[Task to carry out] Could you write the entries out again, exactly as they appear?

* * * * *

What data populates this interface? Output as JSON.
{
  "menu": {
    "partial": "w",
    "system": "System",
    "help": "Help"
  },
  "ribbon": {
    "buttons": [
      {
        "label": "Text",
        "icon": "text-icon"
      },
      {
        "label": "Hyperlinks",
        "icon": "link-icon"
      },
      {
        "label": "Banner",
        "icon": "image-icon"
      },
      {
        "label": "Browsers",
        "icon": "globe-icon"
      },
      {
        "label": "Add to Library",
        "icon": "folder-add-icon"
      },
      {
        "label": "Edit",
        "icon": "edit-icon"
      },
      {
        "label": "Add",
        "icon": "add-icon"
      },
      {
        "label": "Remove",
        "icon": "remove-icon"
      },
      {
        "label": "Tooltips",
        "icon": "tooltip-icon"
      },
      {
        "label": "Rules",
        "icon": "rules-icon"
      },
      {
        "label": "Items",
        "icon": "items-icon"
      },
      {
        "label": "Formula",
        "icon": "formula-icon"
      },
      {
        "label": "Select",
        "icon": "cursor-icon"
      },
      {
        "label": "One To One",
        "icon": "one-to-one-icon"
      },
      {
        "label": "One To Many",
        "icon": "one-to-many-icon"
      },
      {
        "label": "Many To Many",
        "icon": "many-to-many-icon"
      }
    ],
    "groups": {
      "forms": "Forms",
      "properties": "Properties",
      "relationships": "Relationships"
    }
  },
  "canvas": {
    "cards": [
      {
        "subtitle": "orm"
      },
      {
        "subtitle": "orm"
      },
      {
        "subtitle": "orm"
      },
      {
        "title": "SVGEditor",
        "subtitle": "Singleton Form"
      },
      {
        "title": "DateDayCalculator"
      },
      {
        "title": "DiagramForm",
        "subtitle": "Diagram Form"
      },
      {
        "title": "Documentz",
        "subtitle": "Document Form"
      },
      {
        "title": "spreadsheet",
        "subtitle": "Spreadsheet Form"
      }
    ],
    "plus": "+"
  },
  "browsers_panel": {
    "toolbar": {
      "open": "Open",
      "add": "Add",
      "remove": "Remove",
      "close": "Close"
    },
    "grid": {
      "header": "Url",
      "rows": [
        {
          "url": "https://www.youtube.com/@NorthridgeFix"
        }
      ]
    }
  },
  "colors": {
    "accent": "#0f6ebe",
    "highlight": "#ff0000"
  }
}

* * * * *

[Task response]
What data populates this interface? Output as JSON.
{
  "menu": {
    "partial": "w",
    "system": "System",
    "help": "Help"
  },
  "ribbon": {
    "buttons": [
      {
        "label": "Text",
        "icon": "text-icon"
      },
      {
        "label": "Hyperlinks",
        "icon": "link-icon"
      },
      {
        "label": "Banner",
        "icon": "image-icon"
      },
      {
        "label": "Browsers",
        "icon": "globe-icon"
      },
      {
        "label": "Add to Library",
        "icon": "folder-add-icon"
      },
      {
        "label": "Edit",
        "icon": "edit-icon"
      },
      {
        "label": "Add",
        "icon": "add-icon"
      },
      {
        "label": "Remove",
        "icon": "remove-icon"
      },
      {
        "label": "Tooltips",
        "icon": "tooltip-icon"
      },
      {
        "label": "Rules",
        "icon": "rules-icon"
      },
      {
        "label": "Items",
        "icon": "items-icon"
      },
      {
        "label": "Formula",
        "icon": "formula-icon"
      },
      {
        "label": "Select",
        "icon": "cursor-icon"
      },
      {
        "label": "One To One",
        "icon": "one-to-one-icon"
      },
      {
        "label": "One To Many",
        "icon": "one-to-many-icon"
      },
      {
        "label": "Many To Many",
        "icon": "many-to-many-icon"
      }
    ],
    "groups": {
      "forms": "Forms",
      "properties": "Properties",
      "relationships": "Relationships"
    }
  },
  "canvas": {
    "cards": [
      {
        "subtitle": "orm"
      },
      {
        "subtitle": "orm"
      },
      {
        "subtitle": "orm"
      },
      {
        "title": "SVGEditor",
        "subtitle": "Singleton Form"
      },
      {
        "title": "DateDayCalculator"
      },
      {
        "title": "DiagramForm",
        "subtitle": "Diagram Form"
      },
      {
        "title": "Documentz",
        "subtitle": "Document Form"
      },
      {
        "title": "spreadsheet",
        "subtitle": "Spreadsheet Form"
      }
    ],
    "plus": "+"
  },
  "browsers_panel": {
    "toolbar": {
      "open": "Open",
      "add": "Add",
      "remove": "Remove",
      "close": "Close"
    },
    "grid": {
      "header": "Url",
      "rows": [
        {
          "url": "https://www.youtube.com/@NorthridgeFix"
        }
      ]
    }
  },
  "colors": {
    "accent": "#0f6ebe",
    "highlight": "#ff0000"
  }
}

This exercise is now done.